Housing and Urban Development (HUD) requirements review

Applicants interested in funding from the U.S. Department of Housing and Urban Development (HUD) HOME Investment Partnerships Program (HOME) or Housing Trust Fund (HTF) must review HUD requirements.

Infrastructure readiness

Applicants will note if specific infrastructure, such as stormwater, water, and sewer, is available at the site or able to be extended to the site.

Location preferences

Applicants will choose among a set of factors that apply to their project’s location, including data about affordability levels and housing availability, displacement risk, environmental justice, and neighborhood amenities and resources. Please use the Oregon Housing Insights Tool to meet location preferences standards. 

Minority, Women, and Emerging Small Businesses (MWESB) strategy

OHCS has established requirements for contracting with MWESB businesses. These requirements vary by MWESB Region:

  • 30% for Region 1 (Portland Metro including Multnomah, Clackamas, Washington, Hood River, and Columbia counties)
  • 20% for Regions 2-5 (rest of Oregon)

Applicants will share their past performance meeting MWESB Region percentage requirements in OHCS-funded projects, prior collaboration with general contractors and their experience with MWESB requirements, and their plans to meet MWESB requirements. The developer is primarily responsible for meeting MWESB requirements.  Learn more about MWESB requirements.

Permanent Supportive Housing (PSH) requirements

Applicants providing permanent supportive housing (PSH) must meet programmatic and underwriting standards to be considered a PSH project and/or for PSH-specific resources.  To be eligible for PSH-specific resources, a project or the development team must have completed the Oregon Supportive Housing Institute.

Permit strategy

Applicants will provide documentation of permit submissions or approvals from local planning departments, including anticipated approval dates if permits are not in hand. Projects do not need to have actual permits as long as there is a plan with anitcipated timeline, strategy, and communication with the permitting jurisdiction about the project. 

Submitted Prequalification

If they haven’t already, applicants must complete Prequalification within Intake Assessment. If applicants are already on the Prequalification registry, they are good to go.

OHCS will prequalifies developers, co-developers, and development consultants to expedite the funding process. Prequalified developers are those in good legal standing and have demonstrated competency through past performance and experience in affordable housing development.

Prequalified developers are listed on a web-based registry.

Learn more about prequalification

Resident services

Applicants will describe how they will address the needs of the proposed tenant populations, services offered, uses for funding, referral agencies, partnership structure, and other elements.

Site control

Applicants will provide evidence of a deed, vesting deed, option agreement, ground lease, or letter of intent to award.

Zoning in place

Applicants will provide a zoning form signed by the municipality confirming that the site’s zoning allows the intended land use.

What happens next

Evaluation standards will be reviewed by staff.
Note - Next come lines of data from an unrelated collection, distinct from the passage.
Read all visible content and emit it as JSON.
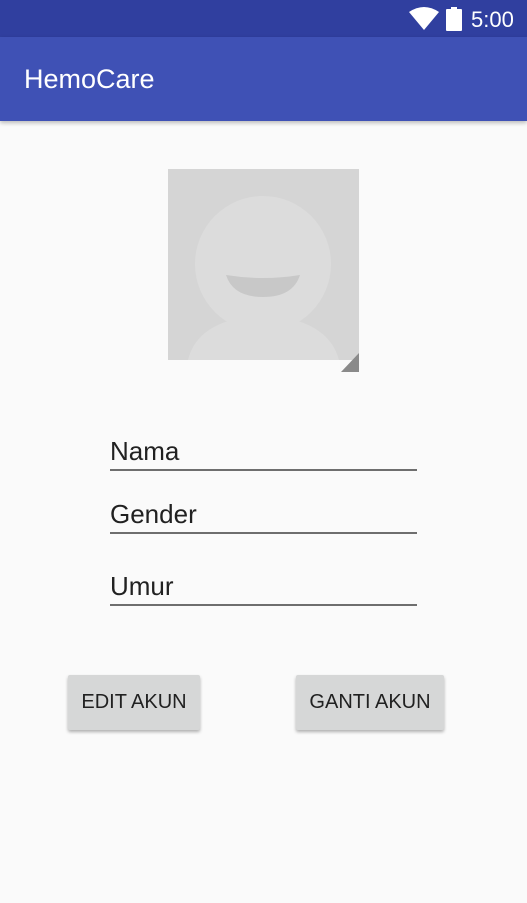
{
  "status_bar": {
    "time": "5:00",
    "icons": [
      "wifi-icon",
      "battery-icon"
    ]
  },
  "app_bar": {
    "title": "HemoCare"
  },
  "profile": {
    "avatar_icon": "default-avatar-icon",
    "fields": {
      "nama": "Nama",
      "gender": "Gender",
      "umur": "Umur"
    }
  },
  "actions": {
    "edit_label": "EDIT AKUN",
    "ganti_label": "GANTI AKUN"
  },
  "colors": {
    "status_bar": "#303f9f",
    "primary": "#3f51b5",
    "background": "#fafafa",
    "button": "#d6d7d7"
  }
}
Once met, this project will be brought to Oregon Housing Stability Council (HSC) for conditional approval. Once HSC approved, projects will receive a Letter of Intent identifying the types of resources assigned and a conditional funding hold.